“Public health is not a frill. Public health is essential. Cut it out, and see what happens.” Harold Cox
“The council’s first responsibility is to advise Commissioner John Auerbach on all aspects of public health, and the second, statutory responsibility is to enact certain regulations for the betterment of public health across the state,” says Cox, who also serves on the Boston Public Health Commission, reporting to the mayor. High on the list of issues Cox would like to address and improve are health disparities, obesity, access to care, and emergency preparedness.
He also wants to use his nearness to elected officials to keep public health a priority in a time of deep budget cuts. “Public health is not a frill,” Cox says. “Public health is essential. Cut it out, and see what happens.”
His work with the council can be difficult, he says, “because I get to hear some really horrible things about people’s lives.” A recent ray of light came in the form of a community greenhouse in Roxbury, the opening of which Cox attended. Built on a blighted block once filled with toxins, it had been cleaned up and converted into a useful, profitable, healthy public space. There were tomatoes for sale, and plots had been set up for local residents to tend. “It was a chance to see people who were intimately involved in actively making their lives healthier.”

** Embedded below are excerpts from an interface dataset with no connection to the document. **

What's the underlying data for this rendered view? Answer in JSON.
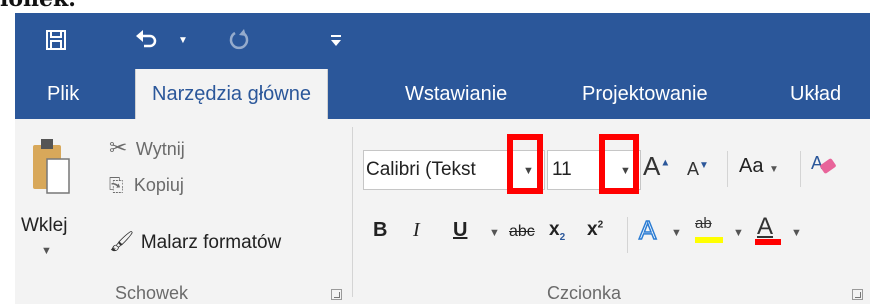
{
  "document": {
    "fragment_text": "lonek."
  },
  "qat": {
    "save_icon": "save-icon",
    "undo_icon": "undo-icon",
    "undo_dropdown_icon": "chevron-down-icon",
    "redo_icon": "redo-icon",
    "customize_icon": "customize-qat-icon"
  },
  "tabs": [
    {
      "label": "Plik"
    },
    {
      "label": "Narzędzia główne"
    },
    {
      "label": "Wstawianie"
    },
    {
      "label": "Projektowanie"
    },
    {
      "label": "Układ"
    }
  ],
  "clipboard": {
    "paste_label": "Wklej",
    "cut_label": "Wytnij",
    "copy_label": "Kopiuj",
    "format_painter_label": "Malarz formatów",
    "group_label": "Schowek"
  },
  "font": {
    "font_name": "Calibri (Tekst",
    "font_size": "11",
    "change_case_label": "Aa",
    "bold_label": "B",
    "italic_label": "I",
    "underline_label": "U",
    "strikethrough_label": "abc",
    "subscript_label": "x",
    "subscript_sub": "2",
    "superscript_label": "x",
    "superscript_sup": "2",
    "text_effects_label": "A",
    "highlight_label": "ab",
    "font_color_label": "A",
    "group_label": "Czcionka"
  },
  "colors": {
    "accent": "#2b579a",
    "ribbon_bg": "#f3f3f3",
    "highlight_bar": "#ffff00",
    "font_color_bar": "#ff0000",
    "annotation": "#ff0000"
  }
}
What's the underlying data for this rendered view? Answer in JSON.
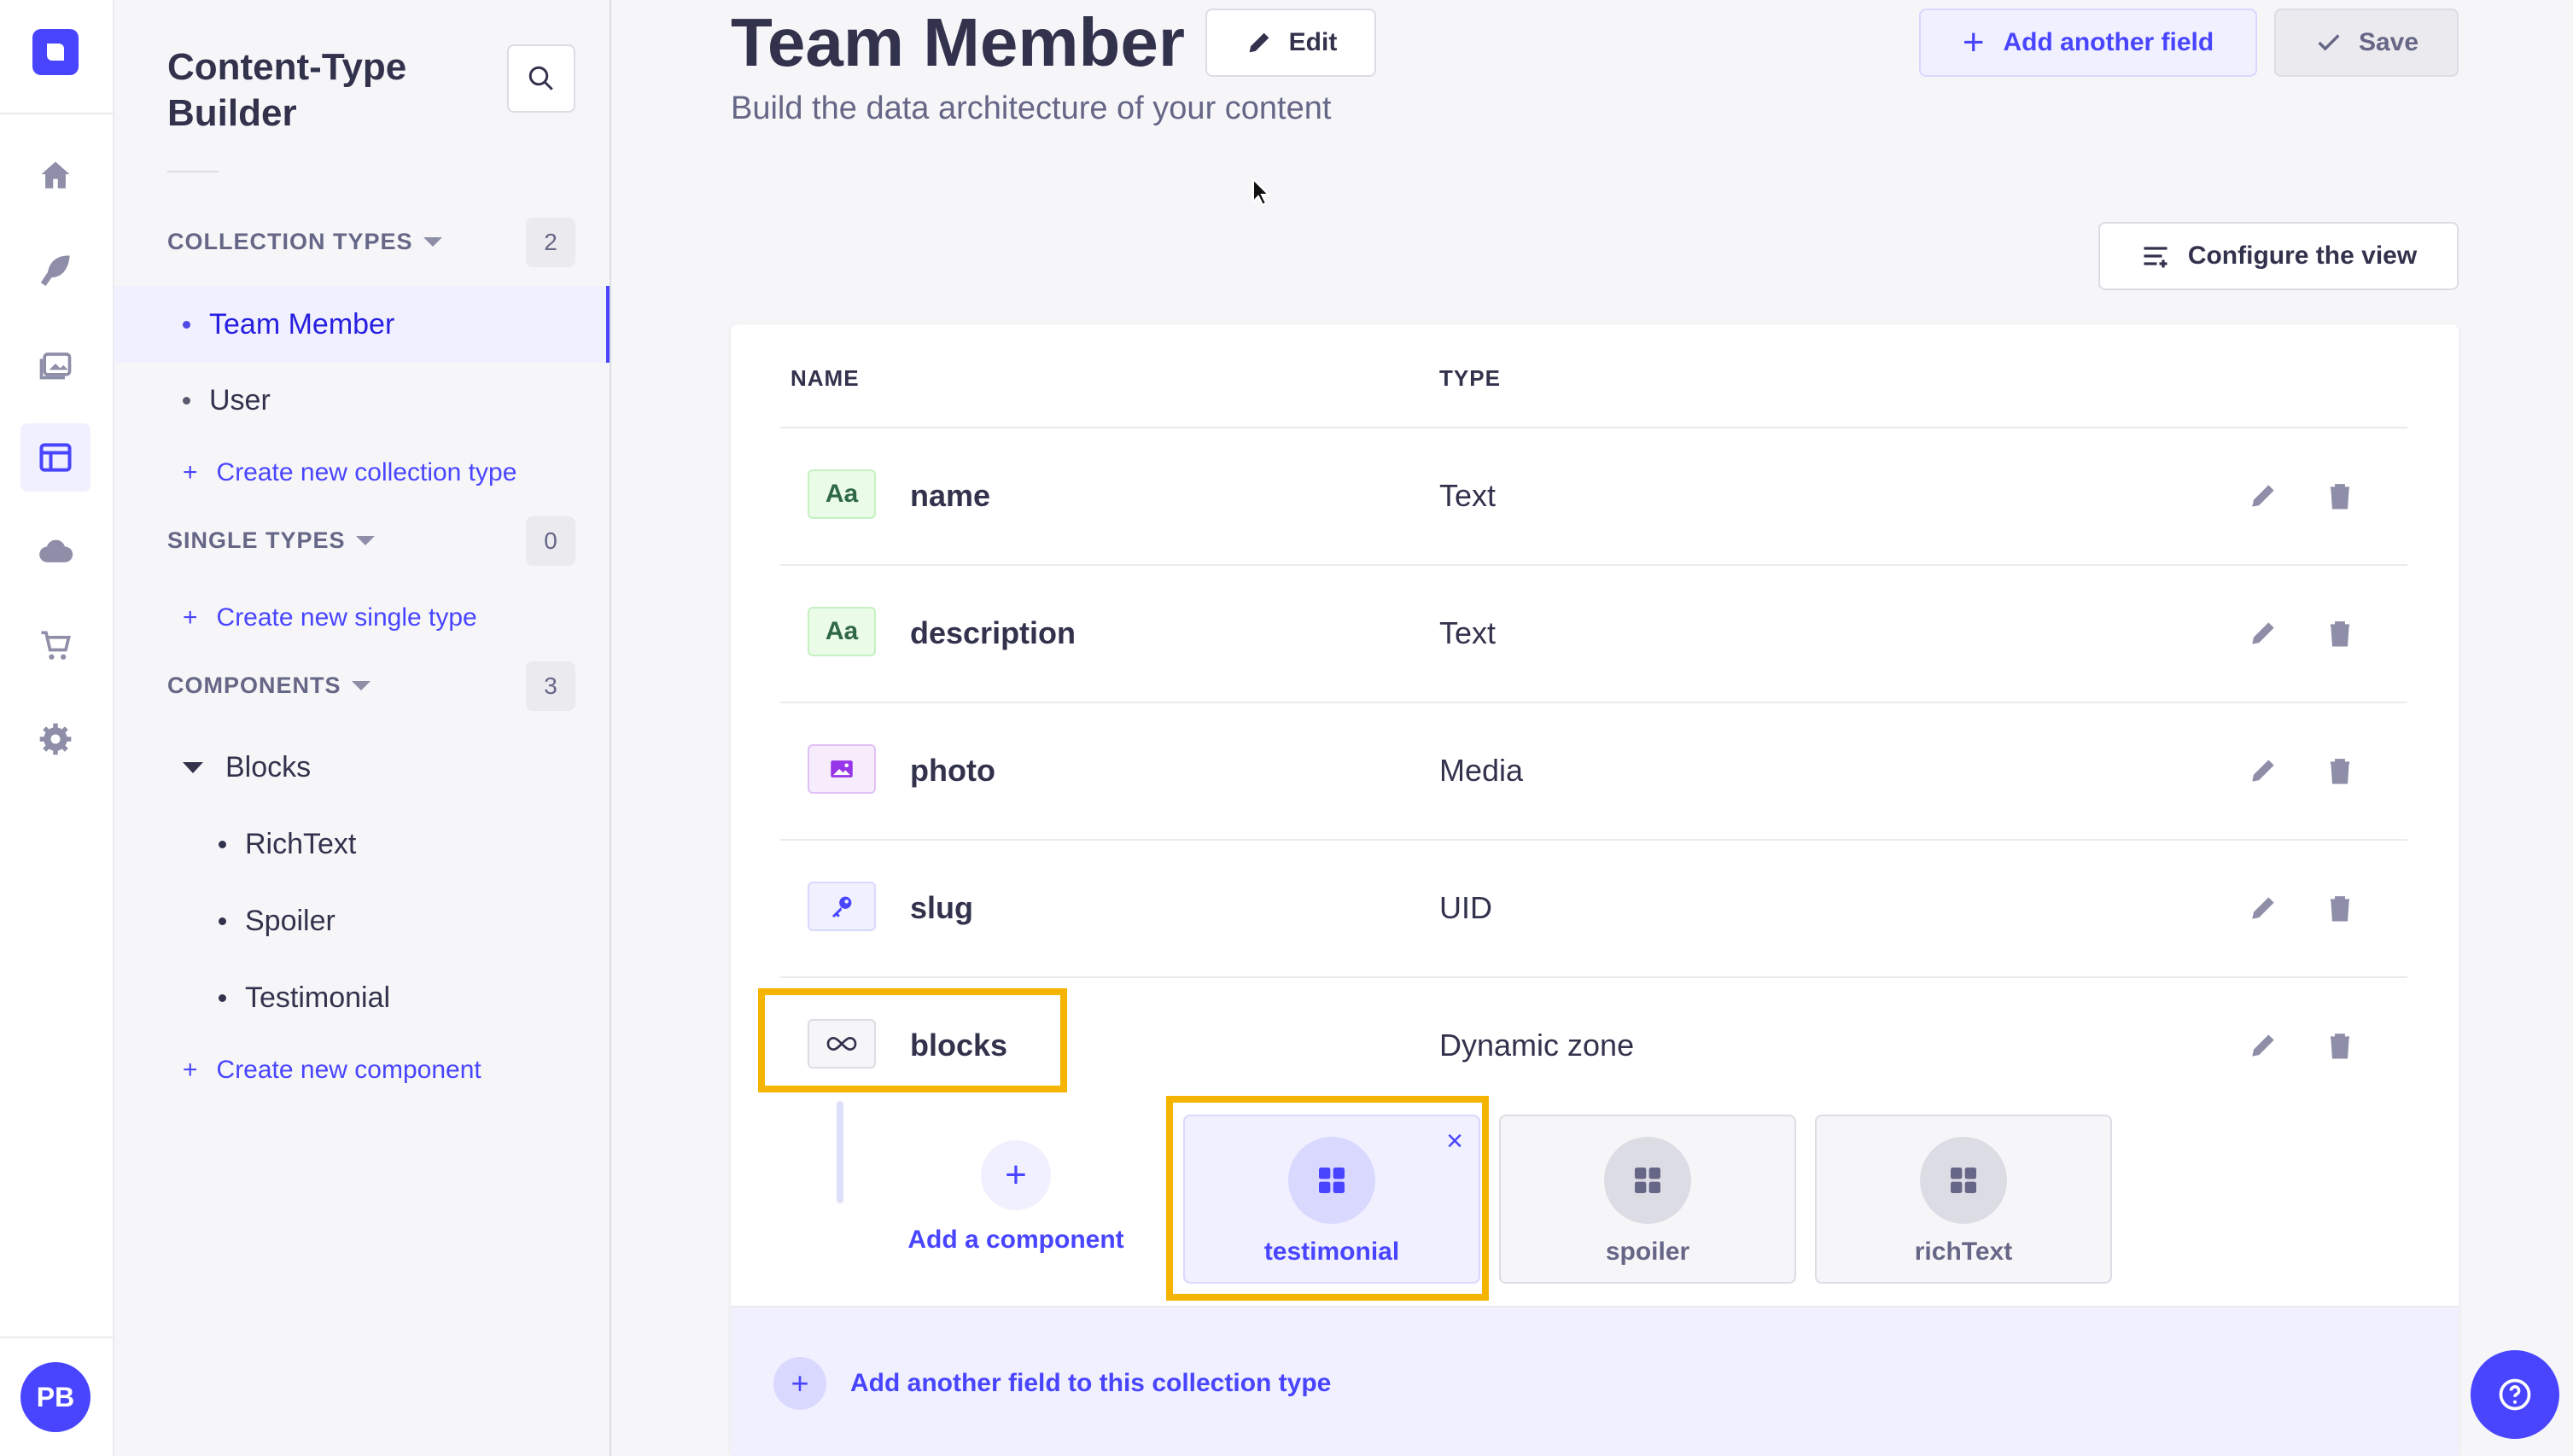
{
  "rail": {
    "avatar_initials": "PB",
    "icons": [
      "logo-icon",
      "home-icon",
      "feather-icon",
      "media-library-icon",
      "content-type-builder-icon",
      "cloud-icon",
      "cart-icon",
      "settings-icon"
    ]
  },
  "subnav": {
    "title": "Content-Type Builder",
    "collection_types": {
      "label": "COLLECTION TYPES",
      "count": "2",
      "items": [
        "Team Member",
        "User"
      ],
      "create_label": "Create new collection type"
    },
    "single_types": {
      "label": "SINGLE TYPES",
      "count": "0",
      "create_label": "Create new single type"
    },
    "components": {
      "label": "COMPONENTS",
      "count": "3",
      "group": "Blocks",
      "items": [
        "RichText",
        "Spoiler",
        "Testimonial"
      ],
      "create_label": "Create new component"
    }
  },
  "header": {
    "title": "Team Member",
    "edit_label": "Edit",
    "subtitle": "Build the data architecture of your content",
    "add_field_label": "Add another field",
    "save_label": "Save",
    "configure_label": "Configure the view"
  },
  "table": {
    "columns": [
      "NAME",
      "TYPE"
    ],
    "rows": [
      {
        "icon_text": "Aa",
        "icon": "text-icon",
        "name": "name",
        "type": "Text"
      },
      {
        "icon_text": "Aa",
        "icon": "text-icon",
        "name": "description",
        "type": "Text"
      },
      {
        "icon_text": "",
        "icon": "media-icon",
        "name": "photo",
        "type": "Media"
      },
      {
        "icon_text": "",
        "icon": "key-icon",
        "name": "slug",
        "type": "UID"
      },
      {
        "icon_text": "",
        "icon": "infinity-icon",
        "name": "blocks",
        "type": "Dynamic zone"
      }
    ],
    "add_component_label": "Add a component",
    "components": [
      "testimonial",
      "spoiler",
      "richText"
    ],
    "footer_label": "Add another field to this collection type"
  },
  "colors": {
    "primary": "#4945ff",
    "highlight": "#f5b400",
    "text": "#32324d",
    "muted": "#666687"
  }
}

Cox is also eager to undertake an ambitious project of regionalization. “There are 351 cities and towns in Massachusetts, and right now there are 351 health departments,” he says. By combining some of the smaller health districts into regions, Cox hopes to leverage resources and deliver more services, particularly to smaller communities far removed from the myriad health care resources available in Boston.
“It’s not as sexy as being in the emergency ward of the hospital,” Cox admits, nor is his work as visible. When food and water are safe, and infections are contained, citizens don’t give a second thought to the efforts of public health officials. A job well done means keeping it that way. “That’ll be the sign of success,” he says, smiling, “to have no one know we’re there, and to never get in the newspaper.”